Overall, I think you will find the Sonex or Waiex airplanes some of the easiest tailwheel airplanes available to fly. They are still tailwheel airplanes and you need to pay attention a little more than that old Cessna 152, but if you’re comfortable in a Champ or Citabria I don’t see you having any issues flying and being comfortable in very little time. If you’re looking for an easy to build, fun to fly, and inexpensive fun machine you should give serious consideration to the Sonex, Waiex, Xenos, or Onex line of airplanes. I haven’t regretted my decision once, and can’t wait to continue enjoying my awesome little airplane! Now if I can just talk John and Jeremy Monnett into selling me a SubSonex kit…
Thank you for your time and reading my story. I hope you’ve found it informative and helpful if you’re considering ordering one of the Sonex designs. Please email me if you have any more questions or comments; I love meeting and talking to new Sonex builders and pilots.

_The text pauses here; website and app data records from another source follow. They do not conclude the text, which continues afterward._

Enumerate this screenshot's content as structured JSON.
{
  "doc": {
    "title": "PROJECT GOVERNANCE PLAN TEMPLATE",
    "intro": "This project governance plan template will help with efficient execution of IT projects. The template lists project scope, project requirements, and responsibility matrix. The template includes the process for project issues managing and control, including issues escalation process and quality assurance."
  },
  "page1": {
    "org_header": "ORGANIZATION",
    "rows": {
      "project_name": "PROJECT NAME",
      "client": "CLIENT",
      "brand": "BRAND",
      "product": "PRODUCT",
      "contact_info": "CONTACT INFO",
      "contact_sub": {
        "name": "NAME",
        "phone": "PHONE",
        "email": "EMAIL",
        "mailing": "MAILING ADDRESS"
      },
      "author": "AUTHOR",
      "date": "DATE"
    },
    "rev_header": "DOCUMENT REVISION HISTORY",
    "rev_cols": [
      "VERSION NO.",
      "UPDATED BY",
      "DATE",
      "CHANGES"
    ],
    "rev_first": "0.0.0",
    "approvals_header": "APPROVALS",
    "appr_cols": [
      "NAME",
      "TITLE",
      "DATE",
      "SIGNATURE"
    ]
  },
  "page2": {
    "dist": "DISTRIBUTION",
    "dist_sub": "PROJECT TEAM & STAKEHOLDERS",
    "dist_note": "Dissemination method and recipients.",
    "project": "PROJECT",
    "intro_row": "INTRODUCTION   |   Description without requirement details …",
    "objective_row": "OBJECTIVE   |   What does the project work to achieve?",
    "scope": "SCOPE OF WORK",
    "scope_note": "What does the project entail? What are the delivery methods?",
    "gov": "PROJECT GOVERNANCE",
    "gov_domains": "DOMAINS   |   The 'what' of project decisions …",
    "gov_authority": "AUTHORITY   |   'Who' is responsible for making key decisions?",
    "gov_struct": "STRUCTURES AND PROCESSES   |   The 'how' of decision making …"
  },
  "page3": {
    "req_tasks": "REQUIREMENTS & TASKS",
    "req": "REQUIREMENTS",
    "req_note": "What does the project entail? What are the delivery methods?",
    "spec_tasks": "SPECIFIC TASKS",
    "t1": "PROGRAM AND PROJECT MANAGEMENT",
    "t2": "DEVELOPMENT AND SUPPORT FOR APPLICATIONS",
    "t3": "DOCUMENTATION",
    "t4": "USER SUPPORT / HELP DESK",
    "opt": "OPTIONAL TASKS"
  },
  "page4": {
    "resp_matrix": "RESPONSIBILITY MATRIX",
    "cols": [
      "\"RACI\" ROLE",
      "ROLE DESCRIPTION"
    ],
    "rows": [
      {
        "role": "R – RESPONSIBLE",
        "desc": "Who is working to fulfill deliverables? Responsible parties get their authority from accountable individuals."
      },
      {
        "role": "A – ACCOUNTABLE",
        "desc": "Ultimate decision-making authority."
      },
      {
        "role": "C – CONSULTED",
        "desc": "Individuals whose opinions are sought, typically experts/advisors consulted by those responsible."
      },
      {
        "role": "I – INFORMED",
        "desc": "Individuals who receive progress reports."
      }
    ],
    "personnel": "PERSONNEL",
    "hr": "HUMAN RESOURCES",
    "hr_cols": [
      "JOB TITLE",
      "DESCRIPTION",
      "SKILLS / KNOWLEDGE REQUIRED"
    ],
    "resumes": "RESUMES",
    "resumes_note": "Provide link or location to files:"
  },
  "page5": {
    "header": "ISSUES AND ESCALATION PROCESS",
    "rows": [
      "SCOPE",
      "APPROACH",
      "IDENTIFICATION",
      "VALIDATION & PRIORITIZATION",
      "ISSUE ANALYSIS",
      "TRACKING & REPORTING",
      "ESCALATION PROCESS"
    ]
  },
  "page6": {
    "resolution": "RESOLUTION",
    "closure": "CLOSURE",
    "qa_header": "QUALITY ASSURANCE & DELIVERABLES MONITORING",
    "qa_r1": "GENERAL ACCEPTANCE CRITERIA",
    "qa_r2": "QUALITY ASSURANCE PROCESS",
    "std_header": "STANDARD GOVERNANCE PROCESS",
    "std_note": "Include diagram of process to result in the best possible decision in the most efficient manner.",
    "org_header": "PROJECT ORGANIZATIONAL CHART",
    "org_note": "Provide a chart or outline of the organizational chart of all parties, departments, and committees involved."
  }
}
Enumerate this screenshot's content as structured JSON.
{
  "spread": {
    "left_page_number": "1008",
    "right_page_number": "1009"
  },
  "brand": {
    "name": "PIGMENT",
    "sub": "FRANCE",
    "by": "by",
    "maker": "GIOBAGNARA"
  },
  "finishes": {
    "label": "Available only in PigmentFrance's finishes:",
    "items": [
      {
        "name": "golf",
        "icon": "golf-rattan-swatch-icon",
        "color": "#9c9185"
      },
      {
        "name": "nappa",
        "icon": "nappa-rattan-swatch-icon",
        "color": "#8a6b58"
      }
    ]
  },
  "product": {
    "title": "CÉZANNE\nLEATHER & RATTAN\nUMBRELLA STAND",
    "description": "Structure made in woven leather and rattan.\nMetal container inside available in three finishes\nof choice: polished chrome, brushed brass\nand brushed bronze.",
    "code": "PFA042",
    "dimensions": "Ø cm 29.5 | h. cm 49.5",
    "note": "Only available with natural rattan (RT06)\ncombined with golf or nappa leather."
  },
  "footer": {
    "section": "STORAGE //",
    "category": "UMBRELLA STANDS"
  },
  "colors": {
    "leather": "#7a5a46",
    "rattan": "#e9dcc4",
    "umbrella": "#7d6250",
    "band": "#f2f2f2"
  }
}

In the meantime, have fun building, fly safe, and I hope to see you up at Oshkosh!
Owner and Builder, Waiex #0056